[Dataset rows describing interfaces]
☆ ☆ ☆ ☆ ☆

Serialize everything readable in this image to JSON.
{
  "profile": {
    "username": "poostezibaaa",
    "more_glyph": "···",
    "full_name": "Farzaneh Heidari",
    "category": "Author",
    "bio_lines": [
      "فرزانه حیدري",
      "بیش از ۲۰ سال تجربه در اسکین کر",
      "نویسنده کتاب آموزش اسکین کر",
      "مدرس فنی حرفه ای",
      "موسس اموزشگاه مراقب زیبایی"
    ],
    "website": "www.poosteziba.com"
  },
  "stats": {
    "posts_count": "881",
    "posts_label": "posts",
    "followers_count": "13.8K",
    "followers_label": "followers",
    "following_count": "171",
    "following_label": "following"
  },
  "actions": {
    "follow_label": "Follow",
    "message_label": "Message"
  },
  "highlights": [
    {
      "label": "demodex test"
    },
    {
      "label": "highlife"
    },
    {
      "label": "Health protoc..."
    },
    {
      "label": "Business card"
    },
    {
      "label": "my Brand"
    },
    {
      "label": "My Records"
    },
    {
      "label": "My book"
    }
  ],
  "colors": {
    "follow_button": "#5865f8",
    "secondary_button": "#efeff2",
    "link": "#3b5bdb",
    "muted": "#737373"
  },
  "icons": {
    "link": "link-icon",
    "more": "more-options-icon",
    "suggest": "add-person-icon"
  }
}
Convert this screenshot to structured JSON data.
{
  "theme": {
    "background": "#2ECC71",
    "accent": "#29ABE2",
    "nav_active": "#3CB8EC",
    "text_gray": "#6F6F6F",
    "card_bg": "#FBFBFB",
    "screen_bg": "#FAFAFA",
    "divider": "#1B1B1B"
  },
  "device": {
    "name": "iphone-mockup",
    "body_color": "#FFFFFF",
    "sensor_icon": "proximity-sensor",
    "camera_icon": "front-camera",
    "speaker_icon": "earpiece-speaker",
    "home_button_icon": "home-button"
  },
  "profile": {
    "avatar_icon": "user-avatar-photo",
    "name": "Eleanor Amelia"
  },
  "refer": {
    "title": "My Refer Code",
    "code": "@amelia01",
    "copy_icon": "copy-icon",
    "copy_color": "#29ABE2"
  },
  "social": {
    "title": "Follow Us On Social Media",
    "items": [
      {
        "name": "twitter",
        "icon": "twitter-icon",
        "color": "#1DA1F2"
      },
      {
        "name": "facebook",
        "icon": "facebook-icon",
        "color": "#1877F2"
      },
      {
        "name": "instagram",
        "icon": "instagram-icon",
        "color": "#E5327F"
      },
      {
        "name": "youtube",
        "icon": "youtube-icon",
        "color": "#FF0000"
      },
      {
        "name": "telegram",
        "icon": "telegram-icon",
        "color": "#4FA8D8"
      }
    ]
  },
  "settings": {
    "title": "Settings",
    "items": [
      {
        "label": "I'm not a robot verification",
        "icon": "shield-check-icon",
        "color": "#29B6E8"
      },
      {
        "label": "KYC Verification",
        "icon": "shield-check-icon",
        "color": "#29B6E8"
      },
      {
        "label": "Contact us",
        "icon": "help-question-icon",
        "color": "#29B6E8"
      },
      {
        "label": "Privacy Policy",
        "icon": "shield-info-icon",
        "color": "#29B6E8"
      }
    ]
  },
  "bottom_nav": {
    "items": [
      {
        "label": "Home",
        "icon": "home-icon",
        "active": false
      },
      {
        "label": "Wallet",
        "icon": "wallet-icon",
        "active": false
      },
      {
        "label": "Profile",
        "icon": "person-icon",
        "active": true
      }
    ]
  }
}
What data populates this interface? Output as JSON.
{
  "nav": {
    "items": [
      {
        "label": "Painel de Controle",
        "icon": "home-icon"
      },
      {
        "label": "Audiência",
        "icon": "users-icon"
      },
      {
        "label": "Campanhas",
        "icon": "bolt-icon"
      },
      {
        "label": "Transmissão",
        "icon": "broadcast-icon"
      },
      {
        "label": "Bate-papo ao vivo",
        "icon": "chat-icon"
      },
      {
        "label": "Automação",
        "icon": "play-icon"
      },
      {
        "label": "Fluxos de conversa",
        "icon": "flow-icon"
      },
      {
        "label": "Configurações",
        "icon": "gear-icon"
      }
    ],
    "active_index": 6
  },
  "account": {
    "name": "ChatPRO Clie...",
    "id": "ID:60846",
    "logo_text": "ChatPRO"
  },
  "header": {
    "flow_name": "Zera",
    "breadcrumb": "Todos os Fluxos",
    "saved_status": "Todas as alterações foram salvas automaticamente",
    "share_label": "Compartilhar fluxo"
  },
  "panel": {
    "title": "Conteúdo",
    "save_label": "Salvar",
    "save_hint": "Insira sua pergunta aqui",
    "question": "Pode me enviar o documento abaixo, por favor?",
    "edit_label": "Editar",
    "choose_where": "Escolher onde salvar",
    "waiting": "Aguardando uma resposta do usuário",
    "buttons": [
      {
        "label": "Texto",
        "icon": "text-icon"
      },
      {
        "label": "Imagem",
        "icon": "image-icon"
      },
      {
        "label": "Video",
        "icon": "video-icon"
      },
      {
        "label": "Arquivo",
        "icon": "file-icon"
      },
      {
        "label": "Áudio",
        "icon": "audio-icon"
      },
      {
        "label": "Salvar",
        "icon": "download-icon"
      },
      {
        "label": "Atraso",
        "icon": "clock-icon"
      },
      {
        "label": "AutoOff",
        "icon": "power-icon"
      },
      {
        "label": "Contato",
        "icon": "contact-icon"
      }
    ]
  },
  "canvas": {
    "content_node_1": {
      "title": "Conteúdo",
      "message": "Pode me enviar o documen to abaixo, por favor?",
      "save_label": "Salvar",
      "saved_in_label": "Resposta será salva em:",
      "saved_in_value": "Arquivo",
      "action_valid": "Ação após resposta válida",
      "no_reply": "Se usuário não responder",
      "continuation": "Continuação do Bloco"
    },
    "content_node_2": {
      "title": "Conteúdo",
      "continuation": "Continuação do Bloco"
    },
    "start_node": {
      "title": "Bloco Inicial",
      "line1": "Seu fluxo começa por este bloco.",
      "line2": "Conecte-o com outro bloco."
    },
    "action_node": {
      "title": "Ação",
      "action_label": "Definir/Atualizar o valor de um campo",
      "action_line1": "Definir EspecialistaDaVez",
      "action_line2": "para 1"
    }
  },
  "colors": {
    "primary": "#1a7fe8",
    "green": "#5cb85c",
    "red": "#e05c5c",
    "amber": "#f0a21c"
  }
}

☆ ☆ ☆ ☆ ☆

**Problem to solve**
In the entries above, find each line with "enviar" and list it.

**Solution**
    "question": "Pode me enviar o documento abaixo, por favor?",
      "message": "Pode me enviar o documen to abaixo, por favor?",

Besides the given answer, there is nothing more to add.